### YOUR GOAL
Below are some entries; set them all down exactly.

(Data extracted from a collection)
========

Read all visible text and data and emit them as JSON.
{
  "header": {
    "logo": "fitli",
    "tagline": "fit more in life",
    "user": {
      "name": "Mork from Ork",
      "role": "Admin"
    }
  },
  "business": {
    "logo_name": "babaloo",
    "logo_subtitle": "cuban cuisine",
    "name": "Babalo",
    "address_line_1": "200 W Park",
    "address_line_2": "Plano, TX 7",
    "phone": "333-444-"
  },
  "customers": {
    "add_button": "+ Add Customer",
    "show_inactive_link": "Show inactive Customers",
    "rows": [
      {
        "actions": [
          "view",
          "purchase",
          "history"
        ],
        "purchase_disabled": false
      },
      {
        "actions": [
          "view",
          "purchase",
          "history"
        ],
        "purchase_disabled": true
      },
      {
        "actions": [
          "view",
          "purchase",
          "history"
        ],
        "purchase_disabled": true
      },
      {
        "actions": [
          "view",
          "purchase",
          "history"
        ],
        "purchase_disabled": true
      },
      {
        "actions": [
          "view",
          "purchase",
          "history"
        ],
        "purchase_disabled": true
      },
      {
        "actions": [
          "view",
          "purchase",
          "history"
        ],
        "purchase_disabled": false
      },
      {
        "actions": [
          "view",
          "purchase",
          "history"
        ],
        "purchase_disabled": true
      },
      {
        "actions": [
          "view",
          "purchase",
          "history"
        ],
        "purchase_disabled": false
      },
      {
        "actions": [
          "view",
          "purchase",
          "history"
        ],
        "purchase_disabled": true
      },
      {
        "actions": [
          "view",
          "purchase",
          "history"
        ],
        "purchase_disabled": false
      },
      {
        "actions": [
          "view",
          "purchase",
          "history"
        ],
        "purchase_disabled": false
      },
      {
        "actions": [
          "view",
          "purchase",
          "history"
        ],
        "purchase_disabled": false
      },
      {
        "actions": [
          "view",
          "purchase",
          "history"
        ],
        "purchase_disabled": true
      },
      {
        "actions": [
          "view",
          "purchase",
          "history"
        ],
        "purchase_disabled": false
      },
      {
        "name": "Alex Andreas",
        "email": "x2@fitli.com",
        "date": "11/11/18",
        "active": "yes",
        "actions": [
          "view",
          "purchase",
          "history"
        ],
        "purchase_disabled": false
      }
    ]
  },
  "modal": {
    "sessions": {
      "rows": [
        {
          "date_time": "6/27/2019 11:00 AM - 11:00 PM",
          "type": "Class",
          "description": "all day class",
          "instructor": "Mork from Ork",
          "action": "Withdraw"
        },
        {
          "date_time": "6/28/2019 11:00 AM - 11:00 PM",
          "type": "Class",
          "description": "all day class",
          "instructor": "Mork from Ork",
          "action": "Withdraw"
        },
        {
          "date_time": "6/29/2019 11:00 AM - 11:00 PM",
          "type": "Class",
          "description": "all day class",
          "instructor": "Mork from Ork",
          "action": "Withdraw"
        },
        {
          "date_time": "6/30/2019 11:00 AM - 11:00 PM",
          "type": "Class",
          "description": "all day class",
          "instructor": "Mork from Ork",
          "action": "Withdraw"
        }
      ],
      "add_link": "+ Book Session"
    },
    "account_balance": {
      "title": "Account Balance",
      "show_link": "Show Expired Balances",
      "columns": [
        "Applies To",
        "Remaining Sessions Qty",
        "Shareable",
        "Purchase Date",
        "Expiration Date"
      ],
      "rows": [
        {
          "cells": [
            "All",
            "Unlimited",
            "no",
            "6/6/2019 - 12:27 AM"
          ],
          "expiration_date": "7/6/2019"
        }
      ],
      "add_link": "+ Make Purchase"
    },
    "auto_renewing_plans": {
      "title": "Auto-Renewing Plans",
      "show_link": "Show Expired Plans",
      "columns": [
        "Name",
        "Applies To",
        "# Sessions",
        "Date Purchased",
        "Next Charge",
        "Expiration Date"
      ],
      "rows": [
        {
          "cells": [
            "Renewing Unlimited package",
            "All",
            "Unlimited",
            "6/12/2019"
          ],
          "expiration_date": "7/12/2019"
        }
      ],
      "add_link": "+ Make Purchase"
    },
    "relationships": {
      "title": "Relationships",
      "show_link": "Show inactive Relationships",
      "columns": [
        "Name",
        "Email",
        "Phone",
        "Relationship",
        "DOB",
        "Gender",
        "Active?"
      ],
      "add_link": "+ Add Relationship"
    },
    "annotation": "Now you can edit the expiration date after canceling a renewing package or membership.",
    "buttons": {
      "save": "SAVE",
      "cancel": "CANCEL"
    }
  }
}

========

### WRITTEN RESPONSE
Read all visible text and data and emit them as JSON.
{
  "header": {
    "logo": "fitli",
    "tagline": "fit more in life",
    "user": {
      "name": "Mork from Ork",
      "role": "Admin"
    }
  },
  "business": {
    "logo_name": "babaloo",
    "logo_subtitle": "cuban cuisine",
    "name": "Babalo",
    "address_line_1": "200 W Park",
    "address_line_2": "Plano, TX 7",
    "phone": "333-444-"
  },
  "customers": {
    "add_button": "+ Add Customer",
    "show_inactive_link": "Show inactive Customers",
    "rows": [
      {
        "actions": [
          "view",
          "purchase",
          "history"
        ],
        "purchase_disabled": false
      },
      {
        "actions": [
          "view",
          "purchase",
          "history"
        ],
        "purchase_disabled": true
      },
      {
        "actions": [
          "view",
          "purchase",
          "history"
        ],
        "purchase_disabled": true
      },
      {
        "actions": [
          "view",
          "purchase",
          "history"
        ],
        "purchase_disabled": true
      },
      {
        "actions": [
          "view",
          "purchase",
          "history"
        ],
        "purchase_disabled": true
      },
      {
        "actions": [
          "view",
          "purchase",
          "history"
        ],
        "purchase_disabled": false
      },
      {
        "actions": [
          "view",
          "purchase",
          "history"
        ],
        "purchase_disabled": true
      },
      {
        "actions": [
          "view",
          "purchase",
          "history"
        ],
        "purchase_disabled": false
      },
      {
        "actions": [
          "view",
          "purchase",
          "history"
        ],
        "purchase_disabled": true
      },
      {
        "actions": [
          "view",
          "purchase",
          "history"
        ],
        "purchase_disabled": false
      },
      {
        "actions": [
          "view",
          "purchase",
          "history"
        ],
        "purchase_disabled": false
      },
      {
        "actions": [
          "view",
          "purchase",
          "history"
        ],
        "purchase_disabled": false
      },
      {
        "actions": [
          "view",
          "purchase",
          "history"
        ],
        "purchase_disabled": true
      },
      {
        "actions": [
          "view",
          "purchase",
          "history"
        ],
        "purchase_disabled": false
      },
      {
        "name": "Alex Andreas",
        "email": "x2@fitli.com",
        "date": "11/11/18",
        "active": "yes",
        "actions": [
          "view",
          "purchase",
          "history"
        ],
        "purchase_disabled": false
      }
    ]
  },
  "modal": {
    "sessions": {
      "rows": [
        {
          "date_time": "6/27/2019 11:00 AM - 11:00 PM",
          "type": "Class",
          "description": "all day class",
          "instructor": "Mork from Ork",
          "action": "Withdraw"
        },
        {
          "date_time": "6/28/2019 11:00 AM - 11:00 PM",
          "type": "Class",
          "description": "all day class",
          "instructor": "Mork from Ork",
          "action": "Withdraw"
        },
        {
          "date_time": "6/29/2019 11:00 AM - 11:00 PM",
          "type": "Class",
          "description": "all day class",
          "instructor": "Mork from Ork",
          "action": "Withdraw"
        },
        {
          "date_time": "6/30/2019 11:00 AM - 11:00 PM",
          "type": "Class",
          "description": "all day class",
          "instructor": "Mork from Ork",
          "action": "Withdraw"
        }
      ],
      "add_link": "+ Book Session"
    },
    "account_balance": {
      "title": "Account Balance",
      "show_link": "Show Expired Balances",
      "columns": [
        "Applies To",
        "Remaining Sessions Qty",
        "Shareable",
        "Purchase Date",
        "Expiration Date"
      ],
      "rows": [
        {
          "cells": [
            "All",
            "Unlimited",
            "no",
            "6/6/2019 - 12:27 AM"
          ],
          "expiration_date": "7/6/2019"
        }
      ],
      "add_link": "+ Make Purchase"
    },
    "auto_renewing_plans": {
      "title": "Auto-Renewing Plans",
      "show_link": "Show Expired Plans",
      "columns": [
        "Name",
        "Applies To",
        "# Sessions",
        "Date Purchased",
        "Next Charge",
        "Expiration Date"
      ],
      "rows": [
        {
          "cells": [
            "Renewing Unlimited package",
            "All",
            "Unlimited",
            "6/12/2019"
          ],
          "expiration_date": "7/12/2019"
        }
      ],
      "add_link": "+ Make Purchase"
    },
    "relationships": {
      "title": "Relationships",
      "show_link": "Show inactive Relationships",
      "columns": [
        "Name",
        "Email",
        "Phone",
        "Relationship",
        "DOB",
        "Gender",
        "Active?"
      ],
      "add_link": "+ Add Relationship"
    },
    "annotation": "Now you can edit the expiration date after canceling a renewing package or membership.",
    "buttons": {
      "save": "SAVE",
      "cancel": "CANCEL"
    }
  }
}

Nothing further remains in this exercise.